◆ Assignment
Copy out each line of the material in which the word "style" appears.

◆ Material shown

☆ ☆ ☆

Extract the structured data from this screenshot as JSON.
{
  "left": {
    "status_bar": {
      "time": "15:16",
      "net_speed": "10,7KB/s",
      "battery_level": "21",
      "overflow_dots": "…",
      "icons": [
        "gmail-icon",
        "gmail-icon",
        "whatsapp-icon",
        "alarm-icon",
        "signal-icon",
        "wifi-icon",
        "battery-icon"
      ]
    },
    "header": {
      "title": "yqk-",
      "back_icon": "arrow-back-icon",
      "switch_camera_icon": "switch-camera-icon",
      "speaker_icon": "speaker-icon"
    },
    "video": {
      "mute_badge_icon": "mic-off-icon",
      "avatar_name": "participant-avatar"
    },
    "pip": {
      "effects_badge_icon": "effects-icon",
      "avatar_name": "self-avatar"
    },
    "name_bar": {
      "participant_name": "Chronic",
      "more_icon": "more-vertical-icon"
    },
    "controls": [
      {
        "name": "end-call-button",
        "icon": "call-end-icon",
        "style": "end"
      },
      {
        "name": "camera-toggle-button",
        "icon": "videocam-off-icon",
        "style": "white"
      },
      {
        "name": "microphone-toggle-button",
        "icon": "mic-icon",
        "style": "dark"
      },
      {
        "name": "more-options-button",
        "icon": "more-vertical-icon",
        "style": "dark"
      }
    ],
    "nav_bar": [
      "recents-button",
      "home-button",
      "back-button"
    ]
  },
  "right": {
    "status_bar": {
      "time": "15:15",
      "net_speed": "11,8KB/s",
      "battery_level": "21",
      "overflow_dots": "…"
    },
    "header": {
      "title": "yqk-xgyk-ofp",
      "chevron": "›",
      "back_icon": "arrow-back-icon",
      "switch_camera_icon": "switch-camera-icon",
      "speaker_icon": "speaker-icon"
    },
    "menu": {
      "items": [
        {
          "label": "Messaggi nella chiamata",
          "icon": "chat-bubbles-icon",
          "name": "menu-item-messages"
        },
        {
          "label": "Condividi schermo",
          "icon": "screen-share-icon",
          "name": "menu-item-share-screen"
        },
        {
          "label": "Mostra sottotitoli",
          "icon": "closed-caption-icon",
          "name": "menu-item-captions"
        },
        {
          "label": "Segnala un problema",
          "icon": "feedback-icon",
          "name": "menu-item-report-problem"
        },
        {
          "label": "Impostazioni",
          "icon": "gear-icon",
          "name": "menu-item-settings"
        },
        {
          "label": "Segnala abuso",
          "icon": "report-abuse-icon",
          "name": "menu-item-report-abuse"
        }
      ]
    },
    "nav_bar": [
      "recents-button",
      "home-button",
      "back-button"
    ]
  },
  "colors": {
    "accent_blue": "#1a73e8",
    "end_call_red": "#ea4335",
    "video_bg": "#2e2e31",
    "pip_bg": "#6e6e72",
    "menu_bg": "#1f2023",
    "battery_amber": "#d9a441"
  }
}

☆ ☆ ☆

◆ Task solution
        "style": "end"
        "style": "white"
        "style": "dark"
        "style": "dark"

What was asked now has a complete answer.